Islamabad - Multiple sclerosis (MS) is an unpredictable disease that can damage key parts of the central nervous system and may cause a host of debilitating symptoms. Many people associate MS with the gradual loss of motor function and sensation, but this does not complete the picture of this complex condition.

A recent study asserts that MS can actually alter the way people with the disease perceive and process social situations. And it may even shed some light on why some people with MS may easily misread a situation and react differently than expected.

MS disease activity can trigger changes in the brain’s white matter, which controls many higher brain functions. These changes can lead to deficiencies in both theory of mind (ToM) and facial emotion recognition, which are significant when compared with people who don’t have MS.

ToM is the ability to attribute mental states such as intentions and beliefs to oneself and others, and to understand that these states may be different than one’s own. For example, someone might be talking, explaining a situation with no malicious intent, but a person with MS could misinterpret the facial expressions of the person speaking and perceive them as angry.

This is not the first study to look into ToM and MS. Social cognition and MS have been studied for years, and the research points to significant differences between people with MS and control groups

Social cognitive deficits are often overlooked but offer significant opportunities to improve social functioning and quality of life. Human connectivity is critical for those living with MS but cognitive issues can interfere.

According to the National MS Society, cognitive dysfunction could be present in over 60 per cent of people with MS and has been reported at all stages and in all subtypes of the disease.

While the deficits in ToM and facial emotion recognition among those with MS were not as severe as those identified in people with schizophrenia or in other neurodegenerative disorders, such as Parkinson’s disease, the differences were significant.

Henry Mahncke, CEO of Posit Science, explained to Healthline that “brain training works by targeting different parts of the brain but with one goal: faster and more accurate brain processing, leading to better memory and problem solving.”

Mahncke explained the importance of modern thinking and understanding that “a brain is plastic and has the ability to rewire itself, that the brain is not like a computer chip that wears out.” Meanwhile, a new study, however, finds that the treatment could be more harmful than helpful if cardiac stem cells are involved.

Researchers found that using patients’ own cardiac stem cells to repair damaged heart tissue may not only be ineffective, but that the stem cells may also develop inflammatory properties that cause further heart damage.

Study leader Prof Jonathan Leor, of the Sackler Faculty of Medicine and Sheba Medical Center at Tel Aviv University in Israel, and colleagues recently reported their findings.

Prof Leor and colleagues came to their findings by isolating stem cells derived from the cardiac tissue of mice that had left ventricular dysfunction caused by a heart attack.

The team then injected the stem cells back into the hearts of the mice and assessed how they affected heart remodelling and function, compared with a saline solution.

Instead of repairing the rodents’ damaged heart tissue, the researchers found that the transplanted stem cells developed inflammatory properties, which may increase heart damage.

“We found that, contrary to popular belief, tissue stem cells derived from sick hearts do not contribute to heart healing after injury,” explains Prof.

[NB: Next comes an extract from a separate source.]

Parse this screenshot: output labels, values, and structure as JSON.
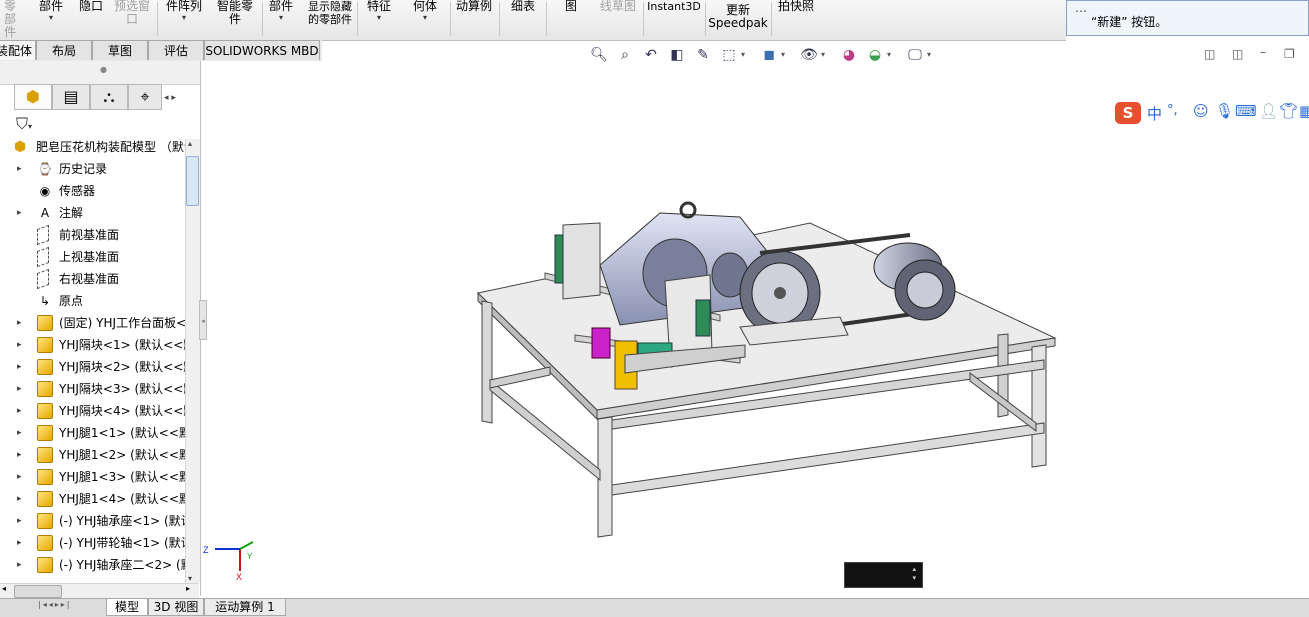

Leor.

“Furthermore, we found that these cells are affected by the inflammatory environment and develop inflammatory properties. The affected stem cells may even exacerbate damage to the already diseased heart muscle.”

An increasing number of end-stage heart failure patients are turning to stem cell therapy as a “last resort,” but the researchers believe that the treatment should be approached with caution.

“Our findings suggest that stem cells, like any drug, can have adverse effects. We concluded that stem cells used in cardiac therapy should be drawn from healthy donors or be better genetically engineered for the patient.”